The Splendid Outcast, Beryl Markham
I love Markham’s memoir, West with the Night, which I read in college (and I enjoyed Paula McLain’s novelization of Markham’s life, Circling the Sun). These short stories (which I found for $2 on the carts at the Strand) explore Markham’s passions: horses, aviation, Africa, romance. A little uneven, but I enjoyed them.

Yours Truly, Heather Vogel Frederick
Truly Lovejoy is slowly adjusting to life in Pumpkin Falls, N.H. – which is more exciting than it first seemed. When Truly discovers a Civil War-era diary hidden in her own home, and two local maple syrup producers find their sap lines cut, there’s plenty to keep her busy. A heartwarming middle-grade mystery. I love Truly’s big, happy family, her group of friends, and the bookstore dog, Miss Marple.

The Invisible Library, Genevieve Cogman
Irene is devoted to her work as a spy for the Library, which collects works of fiction from alternate worlds. But when she and her new assistant, Kai, jump to an alternate London, they find lots of chaos and serious dark magic at work. Lots of (sometimes confusing) world-building here, but I liked Irene, Kai and their Sherlock-esque acquaintance, Peregrine Vale.

Links (not affiliate links) are to my favorite local bookstore, Brookline Booksmith.

What are you reading?

Advertisements

Read Full Post »

warwicks la jolla interior

A Presumption of Death, Jill Paton Walsh & Dorothy L. Sayers
I’m usually wary of authors adapting another author’s characters – but Jill Paton Walsh superbly continues the story of Lord Peter Wimsey and Harriet Vane. As World War II heats up, Peter goes abroad on a secret mission and Harriet takes the children to the country, where (of course) she has to solve a mystery. Full of familiar village characters (from Busman’s Honeymoon) and two truly wonderful bits of code-breaking.
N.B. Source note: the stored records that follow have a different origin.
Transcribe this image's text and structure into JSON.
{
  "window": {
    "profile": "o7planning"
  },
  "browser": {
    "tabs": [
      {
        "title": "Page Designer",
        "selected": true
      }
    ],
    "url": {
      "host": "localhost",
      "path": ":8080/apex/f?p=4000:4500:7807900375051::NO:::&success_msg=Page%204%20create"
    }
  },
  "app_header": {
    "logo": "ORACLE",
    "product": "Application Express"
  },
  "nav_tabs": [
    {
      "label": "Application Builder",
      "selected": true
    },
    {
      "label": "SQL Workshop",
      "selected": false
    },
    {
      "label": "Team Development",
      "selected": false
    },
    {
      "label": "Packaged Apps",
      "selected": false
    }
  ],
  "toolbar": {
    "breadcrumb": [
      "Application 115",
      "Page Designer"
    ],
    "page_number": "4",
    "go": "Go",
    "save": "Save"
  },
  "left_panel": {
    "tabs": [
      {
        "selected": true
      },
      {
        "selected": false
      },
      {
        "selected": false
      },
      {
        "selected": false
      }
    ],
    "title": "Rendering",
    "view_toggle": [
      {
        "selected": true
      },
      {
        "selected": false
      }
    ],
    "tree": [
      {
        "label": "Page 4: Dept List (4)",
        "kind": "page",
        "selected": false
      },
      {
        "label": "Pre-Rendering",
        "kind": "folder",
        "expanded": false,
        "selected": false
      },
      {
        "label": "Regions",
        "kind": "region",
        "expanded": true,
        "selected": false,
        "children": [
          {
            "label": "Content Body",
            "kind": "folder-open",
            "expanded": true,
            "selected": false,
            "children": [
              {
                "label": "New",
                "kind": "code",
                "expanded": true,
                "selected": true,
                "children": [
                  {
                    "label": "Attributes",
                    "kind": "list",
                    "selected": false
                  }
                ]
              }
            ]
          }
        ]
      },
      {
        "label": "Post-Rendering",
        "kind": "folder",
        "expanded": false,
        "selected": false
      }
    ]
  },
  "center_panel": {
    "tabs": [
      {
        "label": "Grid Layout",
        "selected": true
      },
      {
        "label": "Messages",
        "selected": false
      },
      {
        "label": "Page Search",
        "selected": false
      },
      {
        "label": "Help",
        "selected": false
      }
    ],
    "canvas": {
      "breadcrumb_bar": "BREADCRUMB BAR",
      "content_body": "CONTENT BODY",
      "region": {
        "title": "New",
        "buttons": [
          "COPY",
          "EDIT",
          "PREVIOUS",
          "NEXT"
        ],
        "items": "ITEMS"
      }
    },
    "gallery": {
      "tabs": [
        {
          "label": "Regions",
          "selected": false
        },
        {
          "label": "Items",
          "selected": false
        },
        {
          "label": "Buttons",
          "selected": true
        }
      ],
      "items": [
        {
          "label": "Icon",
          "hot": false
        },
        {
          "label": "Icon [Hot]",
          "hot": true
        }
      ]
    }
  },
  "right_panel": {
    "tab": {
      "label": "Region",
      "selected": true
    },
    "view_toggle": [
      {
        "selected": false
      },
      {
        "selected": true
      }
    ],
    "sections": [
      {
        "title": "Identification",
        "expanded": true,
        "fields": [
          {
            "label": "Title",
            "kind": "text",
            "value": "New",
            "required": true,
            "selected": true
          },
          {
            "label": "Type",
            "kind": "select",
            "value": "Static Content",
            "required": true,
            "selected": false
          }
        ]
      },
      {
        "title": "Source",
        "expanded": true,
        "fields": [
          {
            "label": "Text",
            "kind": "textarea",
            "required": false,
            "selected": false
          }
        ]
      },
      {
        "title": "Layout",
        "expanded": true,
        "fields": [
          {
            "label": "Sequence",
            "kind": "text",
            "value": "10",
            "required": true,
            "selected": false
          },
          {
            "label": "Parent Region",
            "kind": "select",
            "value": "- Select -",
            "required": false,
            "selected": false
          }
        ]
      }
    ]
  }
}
Hoot, Carl Hiaasen
As the new kid at his Florida middle school, Roy is trying to stay under the radar. But a mysterious barefoot boy and his tough soccer-player sister introduce Roy to a group of tiny burrowing owls – which lead all three kids into a confrontation they hadn’t expected. Funny at times, but definitely aimed at middle-school boys.

What the Most Successful People Do Before Breakfast: And Two Other Short Guides to Achieving More at Work and at Home, Laura Vanderkam
I loved Vanderkam’s 168 Hours and enjoyed these three short, pithy productivity e-guides. Useful tips for making the most of your mornings, weekends and work hours. I’m paying more attention to where my time goes, and am planning to implement some of Vanderkam’s ideas. Smart and practical.
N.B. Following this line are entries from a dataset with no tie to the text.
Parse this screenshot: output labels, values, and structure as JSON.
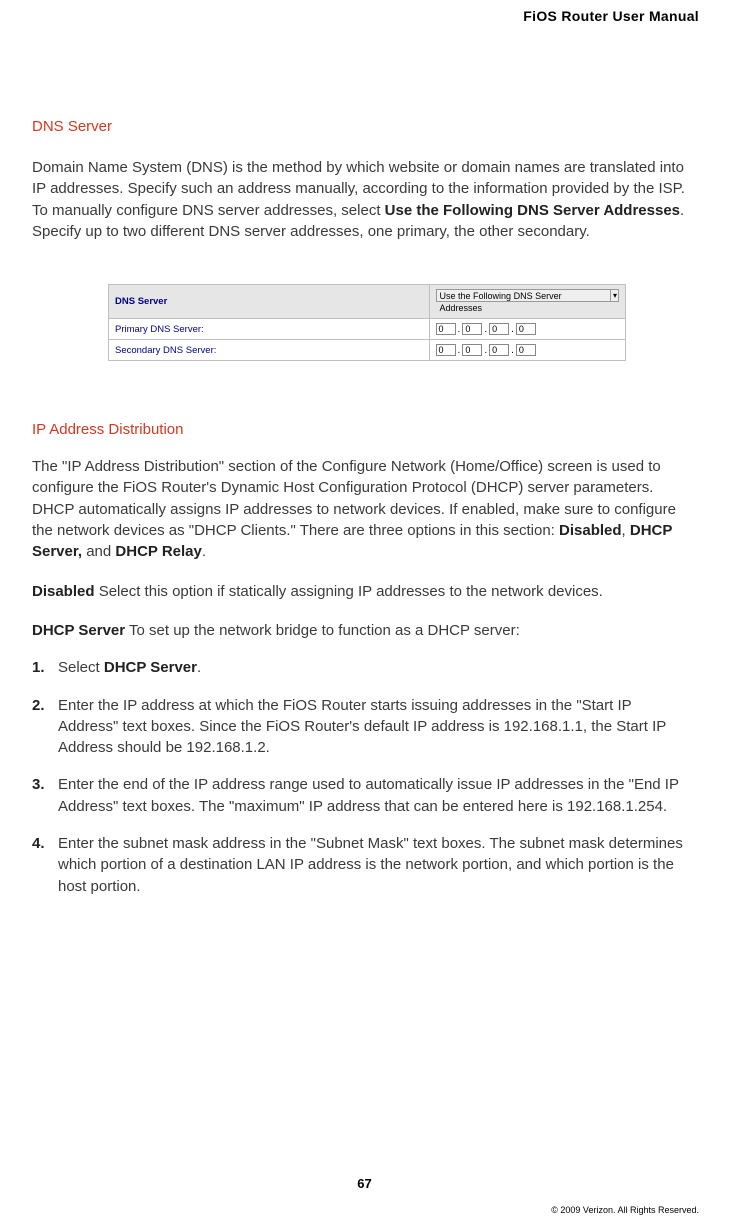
{
  "header": {
    "manual_title": "FiOS Router User Manual"
  },
  "dns_section": {
    "heading": "DNS Server",
    "para1_a": "Domain Name System (DNS) is the method by which website or domain names are translated into IP addresses. Specify such an address manually, according to the information provided by the ISP.",
    "para2_a": "To manually configure DNS server addresses, select ",
    "para2_bold": "Use the Following DNS Server Addresses",
    "para2_b": ". Specify up to two different DNS server addresses, one primary, the other secondary.",
    "table": {
      "hdr_label": "DNS Server",
      "hdr_select": "Use the Following DNS Server Addresses",
      "row1_label": "Primary DNS Server:",
      "row2_label": "Secondary DNS Server:",
      "ip_row1": [
        "0",
        "0",
        "0",
        "0"
      ],
      "ip_row2": [
        "0",
        "0",
        "0",
        "0"
      ]
    }
  },
  "ipd_section": {
    "heading": "IP Address Distribution",
    "para_a": "The \"IP Address Distribution\" section of the Configure Network (Home/Office) screen is used to configure the FiOS Router's Dynamic Host Configuration Protocol (DHCP) server parameters. DHCP automatically assigns IP addresses to network devices. If enabled, make sure to configure the network devices as \"DHCP Clients.\" There are three options in this section: ",
    "para_b1": "Disabled",
    "para_sep1": ", ",
    "para_b2": "DHCP Server,",
    "para_sep2": " and ",
    "para_b3": "DHCP Relay",
    "para_end": ".",
    "disabled_label": "Disabled",
    "disabled_text": "  Select this option if statically assigning IP addresses to the network devices.",
    "dhcp_label": "DHCP Server",
    "dhcp_text": "  To set up the network bridge to function as a DHCP server:",
    "steps": [
      {
        "num": "1.",
        "pre": "Select ",
        "bold": "DHCP Server",
        "post": "."
      },
      {
        "num": "2.",
        "text": "Enter the IP address at which the FiOS Router starts issuing addresses in the \"Start IP Address\" text boxes. Since the FiOS Router's default IP address is 192.168.1.1, the Start IP Address should be 192.168.1.2."
      },
      {
        "num": "3.",
        "text": "Enter the end of the IP address range used to automatically issue IP addresses in the \"End IP Address\" text boxes. The \"maximum\" IP address that can be entered here is 192.168.1.254."
      },
      {
        "num": "4.",
        "text": "Enter the subnet mask address in the \"Subnet Mask\" text boxes. The subnet mask determines which portion of a destination LAN IP address is the network portion, and which portion is the host portion."
      }
    ]
  },
  "footer": {
    "page": "67",
    "copyright": "© 2009 Verizon. All Rights Reserved."
  }
}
Mastering the Art of French Eating: Lessons in Food and Love from a Year in Paris, Ann Mah
When Ann Mah’s diplomat husband was posted to Paris, she began planning all the culinary adventures they’d have together. But when he was called to Iraq for a year – alone – she had to revise her plans. A lovely memoir of creating a home in a new place, with lots of French culinary history, mouthwatering recipes and nods to that other American diplomatic wife, Julia Child.

The Attenbury Emeralds, Jill Paton Walsh
Lord Peter Wimsey recounts his first case – the recovery of a stolen emerald – to his wife Harriet. Then the emerald’s current owner turns up, needing Peter’s help again. The retelling of the first mystery dragged on and on – it only got interesting when the second case started to pick up. Not nearly as good as Walsh’s other two adaptations, but still entertaining once it picked up steam.

Jane of Lantern Hill, L.M. Montgomery
I reach for this book every year when winter digs in its heels and it seems spring will never come. I love watching Jane discover the world of P.E. Island, but even better is watching her blossom into a confident, happy young woman. Charming and fun.

Cinder, Marissa Meyer
Linh Cinder, gifted mechanic, has a secret: she’s part cyborg. When the prince asks her to fix his personal android and her sweet stepsister falls ill, Cinder gets drawn into a web of politics, medical testing and the secrets of her own past. A slow start, but a really fun take on the story of Cinderella. First in a series – I can’t wait to read the sequel! Recommended by Leigh and Jessica.

Links (not affiliate links) are to my favorite local bookstore, Brookline Booksmith.

What are you reading?

Read Full Post »